Feeds

How Intel should treat Americans – unofficial

intro

  • alert
  • submit to reddit

Internet Security Threat Report 2014

John Newton, a reader who's worked "for many years" in the US advertising and defence industries was inspired by our Intel pocket press guide, to write a new chapter for how to treat American. He think's its "fairly accurate". USA Background: Americans are more impressed with style than substance. Give them a good show, and they'll buy a lousy product. They are impressed by what is big, and they will buy it, even if it isn't the greatest. How to Sell Them a Lousy Product (or even a good one): Give the yanks a bit of a show. The more friendly, funny, and upbeat the better! If possible, add a little bit of sex appeal. Or, if possible, add a LOT of sex appeal! If the yanks think that they will be dealing with a sexy young woman in the future, they will be much more likely to buy what she is saying than some grumpy old man. Dress: Dress as informally as you can for the occasion. Americans companies have realized that dressing informally is regarded as a benefit by employees, and one that they can give out for free. Unless you are a top executive, you are not expected to dress up. Don't think you can wear any kind of informal clothes, however. Americans spend more on informal clothes than formal ones. If you are wearing jeans and a t-shirt, they had better be sharp jeans and a well-fitting t-shirt. Demeanor: Use personal skills rather than technical information, if possible. Americans would rather be entertained by something that isn't very good than bored by something that is. Don't be fooled if this strategy succeeds, however. Most likely there is a very capable technical person dealing with you who was not fooled one bit. He bought the miniskirt. Also, do not be surprised if an American is completely clueless if it comes to computers, even if the person is working in a computer-related job. Many Americans have had computers tossed on their desks even though they have no computer skills. ®

Providing a secure and efficient Helpdesk

More from The Register

next story
Scrapping the Human Rights Act: What about privacy and freedom of expression?
Justice minister's attack to destroy ability to challenge state
WHY did Sunday Mirror stoop to slurping selfies for smut sting?
Tabloid splashes, MP resigns - but there's a BIG copyright issue here
Google hits back at 'Dear Rupert' over search dominance claims
Choc Factory sniffs: 'We're not pirate-lovers - also, you publish The Sun'
EU to accuse Ireland of giving Apple an overly peachy tax deal – report
Probe expected to say single-digit rate was unlawful
Inequality increasing? BOLLOCKS! You heard me: 'Screw the 1%'
There's morality and then there's economics ...
Hey Brit taxpayers. You just spent £4m on Central London ‘innovation playground’
Catapult me a Mojito, I feel an Digital Innovation coming on
While you queued for an iPhone 6, Apple's Cook sold shares worth $35m
Right before the stock took a 3.8% dive amid bent and broken mobe drama
EU probes Google’s Android omerta again: Talk now, or else
Spill those Android secrets, or we’ll fine you
prev story

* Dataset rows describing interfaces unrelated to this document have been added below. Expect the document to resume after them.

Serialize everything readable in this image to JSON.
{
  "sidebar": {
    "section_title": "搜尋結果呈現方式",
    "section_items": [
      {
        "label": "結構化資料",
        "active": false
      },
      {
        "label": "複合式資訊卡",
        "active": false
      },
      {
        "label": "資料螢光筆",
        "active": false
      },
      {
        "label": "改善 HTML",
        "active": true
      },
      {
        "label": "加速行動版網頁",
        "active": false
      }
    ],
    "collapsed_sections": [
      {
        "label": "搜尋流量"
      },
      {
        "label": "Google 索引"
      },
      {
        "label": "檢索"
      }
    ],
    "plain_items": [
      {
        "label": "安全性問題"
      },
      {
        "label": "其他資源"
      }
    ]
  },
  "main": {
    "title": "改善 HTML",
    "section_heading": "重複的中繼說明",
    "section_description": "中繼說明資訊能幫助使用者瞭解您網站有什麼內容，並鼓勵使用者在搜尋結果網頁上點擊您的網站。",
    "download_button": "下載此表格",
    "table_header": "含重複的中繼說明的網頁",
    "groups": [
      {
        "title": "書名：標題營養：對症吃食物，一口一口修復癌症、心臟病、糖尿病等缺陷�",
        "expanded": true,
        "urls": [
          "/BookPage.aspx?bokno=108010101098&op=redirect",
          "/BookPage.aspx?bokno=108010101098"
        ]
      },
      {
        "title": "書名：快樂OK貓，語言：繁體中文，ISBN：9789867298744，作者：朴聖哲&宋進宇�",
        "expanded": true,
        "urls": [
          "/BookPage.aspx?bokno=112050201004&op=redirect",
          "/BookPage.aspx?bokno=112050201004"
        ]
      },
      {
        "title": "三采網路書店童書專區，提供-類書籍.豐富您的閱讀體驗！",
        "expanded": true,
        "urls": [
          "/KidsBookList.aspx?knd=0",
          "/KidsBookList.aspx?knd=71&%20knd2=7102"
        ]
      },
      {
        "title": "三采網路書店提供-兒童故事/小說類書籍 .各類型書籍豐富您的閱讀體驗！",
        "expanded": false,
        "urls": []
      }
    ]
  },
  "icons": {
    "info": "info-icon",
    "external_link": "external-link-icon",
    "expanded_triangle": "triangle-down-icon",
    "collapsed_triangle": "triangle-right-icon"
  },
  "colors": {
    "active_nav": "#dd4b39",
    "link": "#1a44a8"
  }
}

Whitepapers

Forging a new future with identity relationship management
Learn about ForgeRock's next generation IRM platform and how it is designed to empower CEOS's and enterprises to engage with consumers.
Storage capacity and performance optimization at Mizuno USA
Mizuno USA turn to Tegile storage technology to solve both their SAN and backup issues.
The next step in data security
With recent increased privacy concerns and computers becoming more powerful, the chance of hackers being able to crack smaller-sized RSA keys increases.
Security for virtualized datacentres
Legacy security solutions are inefficient due to the architectural differences between physical and virtual environments.
A strategic approach to identity relationship management
ForgeRock commissioned Forrester to evaluate companies’ IAM practices and requirements when it comes to customer-facing scenarios versus employee-facing ones.